Synthesis offers strategic consulting but with an emphasis on the organizational impact of technology and an open approach to sourcing ideas. “A lot of what we were doing was much more in the kind of psychodynamic change management realm–literally how do you get organizations to learn and to pivot around what technology is bringing. And that is what we’ve been doing since then.

It’s an approach that Wallach says should and does transcend the marketing department and it also transcends the in-house staff of any agency, consultancy, or brand. Via its skunkworks model, Synthesis actively sources ideas from and works with relevant experts to solve “really kind of sticky wicket problems” for brands.

“This idea that you’re either inside the enterprise or outside is pretty much going away. And so we work with a lot of outside experts,” says Wallach, who was featured in Fast Company‘s Generation Flux issue.
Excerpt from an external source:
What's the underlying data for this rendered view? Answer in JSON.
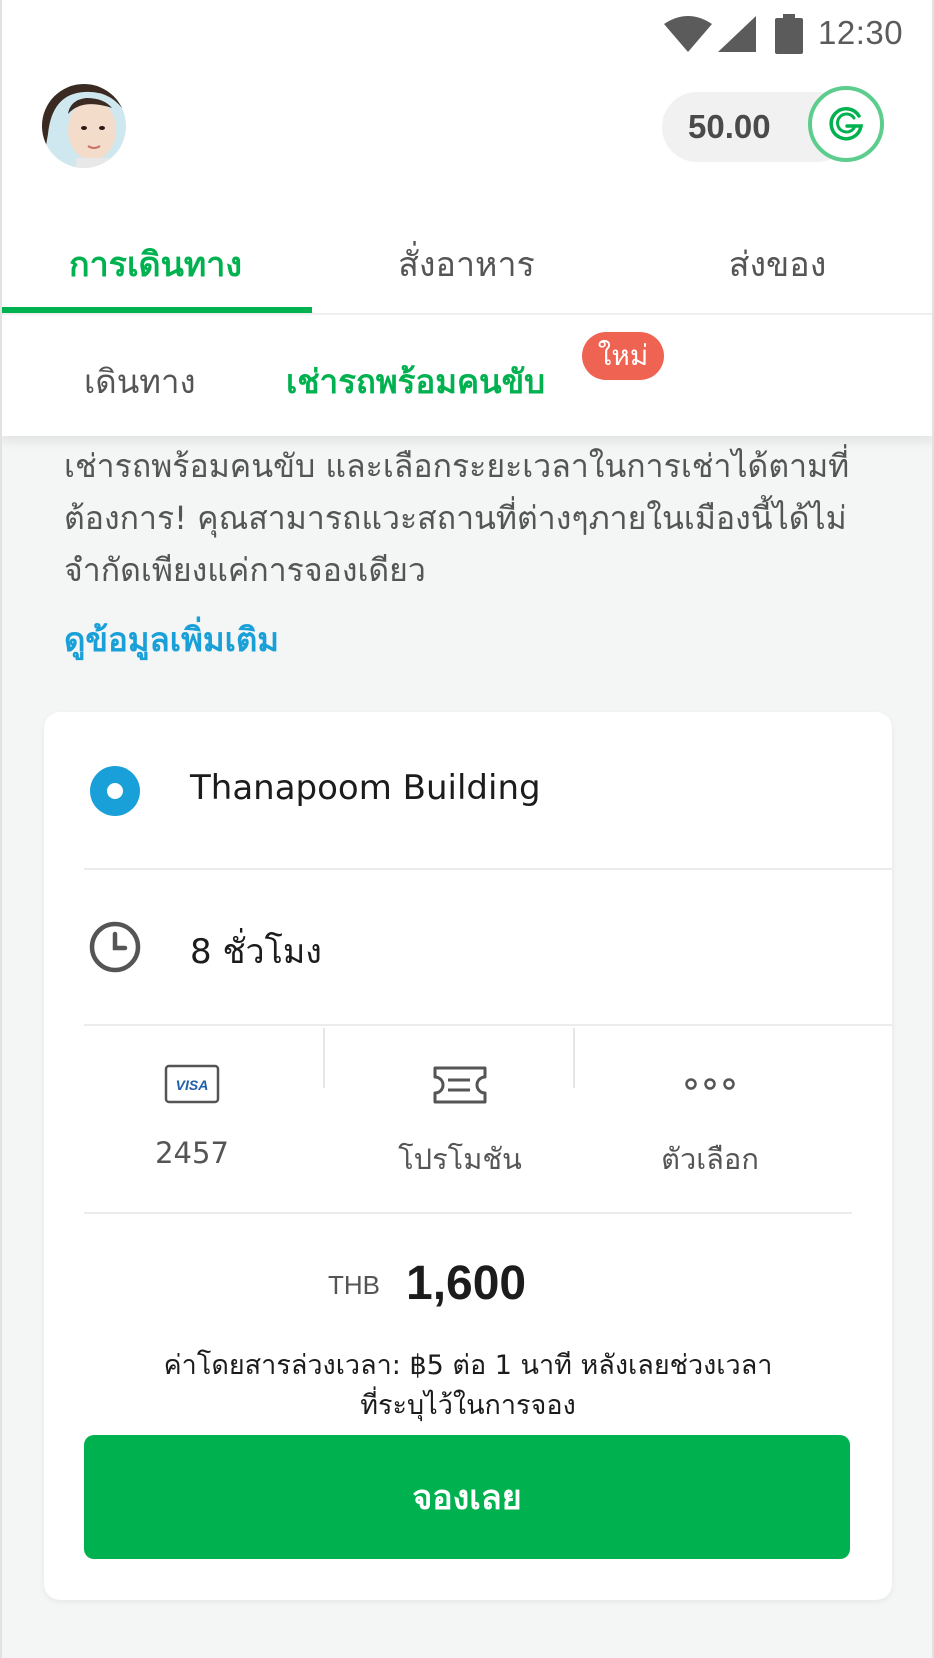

Schlep Labs, he says, is the personification of that in the political realm.


Via Synthesis, Wallach also works with organizations like the UNHCR, on projects like developing shelters in refugee camps and CNN, for which the company “shot a pilot for a show that exists in the future.”

In the immediate political future, Wallach says there will be further Schlep efforts in Florida, but they’ll be hypertargeted (and may or may not involve delis and bingo halls as well as videos).

And as for the marketing process in the wider brand world, Wallach says “I think the CMO and COO are going to go, over next 5 years, through a radical transformation where they are working much more closely. Because the COO will need the outside world engagement on product and platform development and that will in and of itself be your marketing.”

About the author

Teressa Iezzi is the editor of Co.Create. She was previously the editor of Advertising Age’s Creativity, covering all things creative in the brand world.